Google Trust

Search providers such as Google, Yahoo and Microsoft are in a unique position to provide indicators of trustworthiness of a given web site, as they act as a trusted intermediary between end-users and their desired destinations. Currently, there are currently no clear methods by which an end-user can assess if a given site in a search result is indeed controlled by the organization that it claims to represent. If there were a way that a user could identify which sites had verified identities, this would result in vast improvements in the trust relationships between end-users and the organizations behind any given web site.

The User Experience

Let us consider a hypothetical user expierence: A user navigates to Google and enters a company name. They are presented with a listing of search results, often including the official company web site, other web sites for companies with a similar name, sites reviewing products by the company and sometimes sites maskarading as the official site.

In the search results listing, each site where the identity of the organization that controls the site has been verified includes a special icon known as a "trust mark". This icon indicates that Google has established a chain of trust that allows the identity of the organization responsible for the content on that site to be verified.

Figure 1: An example UI from Safari indicating the validity of a certificate.
The green check icon is a good example of a visual representation of a trust mark.

The presence of the trust mark may be sufficient for the user to navigate to the site in confidence, or they may click on the trust mark, showing a page containing legal information about the entity, including their location (using Google Maps, of course). This information would especially be useful for disambiguating different companies with similar names.

The Technology

Standard web certificates are already used for secure transactions and providing information about the authenticity of a secured web site. But these are limited to the secure sections of web sites, such as pages for authentication and payment processing. Most web sites do not use SSL/TLS for the bulk of their web site due to the computational cost of processing HTTPS transactions when compared to standard HTTP.
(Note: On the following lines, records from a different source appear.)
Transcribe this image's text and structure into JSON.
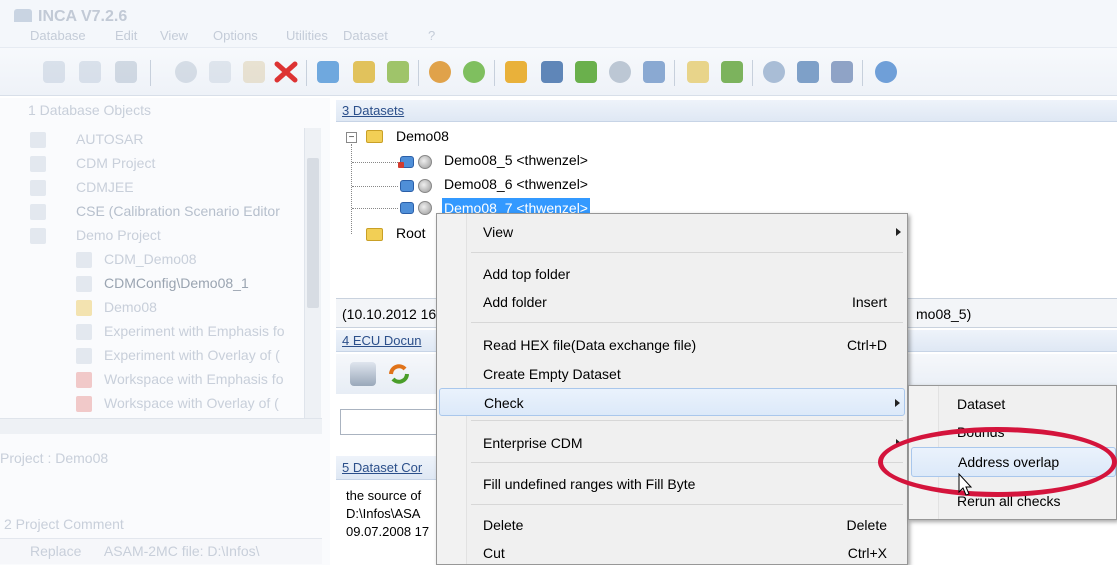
{
  "app": {
    "title": "INCA V7.2.6"
  },
  "menubar": {
    "items": [
      "Database",
      "Edit",
      "View",
      "Options",
      "Utilities",
      "Dataset",
      "?"
    ]
  },
  "toolbar": {
    "icons": [
      "new-icon",
      "save-icon",
      "link-icon",
      "copy-icon",
      "paste-icon",
      "delete-icon",
      "props-icon",
      "tree-icon",
      "tree-add-icon",
      "import-icon",
      "export-icon",
      "folder-icon",
      "ecu-icon",
      "package-icon",
      "search-icon",
      "compare-icon",
      "check-icon",
      "monitor-icon",
      "zoom-icon",
      "grid-icon",
      "edit-icon",
      "help-icon"
    ]
  },
  "left_panel": {
    "header": "1 Database Objects",
    "items": [
      {
        "label": "AUTOSAR",
        "level": 1
      },
      {
        "label": "CDM Project",
        "level": 1
      },
      {
        "label": "CDMJEE",
        "level": 1
      },
      {
        "label": "CSE (Calibration Scenario Editor",
        "level": 1
      },
      {
        "label": "Demo Project",
        "level": 1
      },
      {
        "label": "CDM_Demo08",
        "level": 2
      },
      {
        "label": "CDMConfig\\Demo08_1",
        "level": 2
      },
      {
        "label": "Demo08",
        "level": 2
      },
      {
        "label": "Experiment with Emphasis fo",
        "level": 2
      },
      {
        "label": "Experiment with Overlay of (",
        "level": 2
      },
      {
        "label": "Workspace with Emphasis fo",
        "level": 2
      },
      {
        "label": "Workspace with Overlay of (",
        "level": 2
      }
    ],
    "project_label": "Project : Demo08",
    "comment_header": "2 Project Comment",
    "comment_text": "Replace      ASAM-2MC file: D:\\Infos\\"
  },
  "datasets_panel": {
    "header": "3 Datasets",
    "root_folder": "Demo08",
    "datasets": [
      "Demo08_5 <thwenzel>",
      "Demo08_6 <thwenzel>",
      "Demo08_7 <thwenzel>"
    ],
    "selected_index": 2,
    "second_folder": "Root",
    "info_left": "(10.10.2012 16",
    "info_right": "mo08_5)"
  },
  "ecu_panel": {
    "header": "4 ECU Docun"
  },
  "comments_panel": {
    "header": "5 Dataset Cor",
    "lines": [
      "the source of",
      "D:\\Infos\\ASA",
      "09.07.2008 17"
    ]
  },
  "context_menu": {
    "items": [
      {
        "label": "View",
        "shortcut": "",
        "submenu": true
      },
      {
        "label": "Add top folder",
        "shortcut": "",
        "submenu": false
      },
      {
        "label": "Add folder",
        "shortcut": "Insert",
        "submenu": false
      },
      {
        "label": "Read HEX file(Data exchange file)",
        "shortcut": "Ctrl+D",
        "submenu": false
      },
      {
        "label": "Create Empty Dataset",
        "shortcut": "",
        "submenu": false
      },
      {
        "label": "Check",
        "shortcut": "",
        "submenu": true
      },
      {
        "label": "Enterprise CDM",
        "shortcut": "",
        "submenu": true
      },
      {
        "label": "Fill undefined ranges with Fill Byte",
        "shortcut": "",
        "submenu": false
      },
      {
        "label": "Delete",
        "shortcut": "Delete",
        "submenu": false
      },
      {
        "label": "Cut",
        "shortcut": "Ctrl+X",
        "submenu": false
      }
    ],
    "highlighted": "Check"
  },
  "check_submenu": {
    "items": [
      "Dataset",
      "Bounds",
      "Address overlap",
      "Rerun all checks"
    ],
    "highlighted": "Address overlap"
  },
  "colors": {
    "selection": "#3399ff",
    "highlight_ring": "#d4143c",
    "menu_bg": "#f0f0f0",
    "panel_header": "#2b4f8a"
  }
}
However, the same certificates used to provide HTTPS could also be used for indicating a degree of trust. By placing the certificate as a file in the root path of the web site, the Google crawler could retrieve a "certificates.txt" file, much like the current "robots.txt" file. As most certificates contain the top level domain name, Google would be able to verify the chain of trust of the certificate, check to make sure that the URL it was crawling matched the URL in the certificate, and then display the trust mark and associated information.

As this approach leverages existing infrastructure, does not require any new protocols, and allows web sites operators with existing certificates to immediately use them for this purpose, this would facilitate rapid adoption of this technique.

No comments: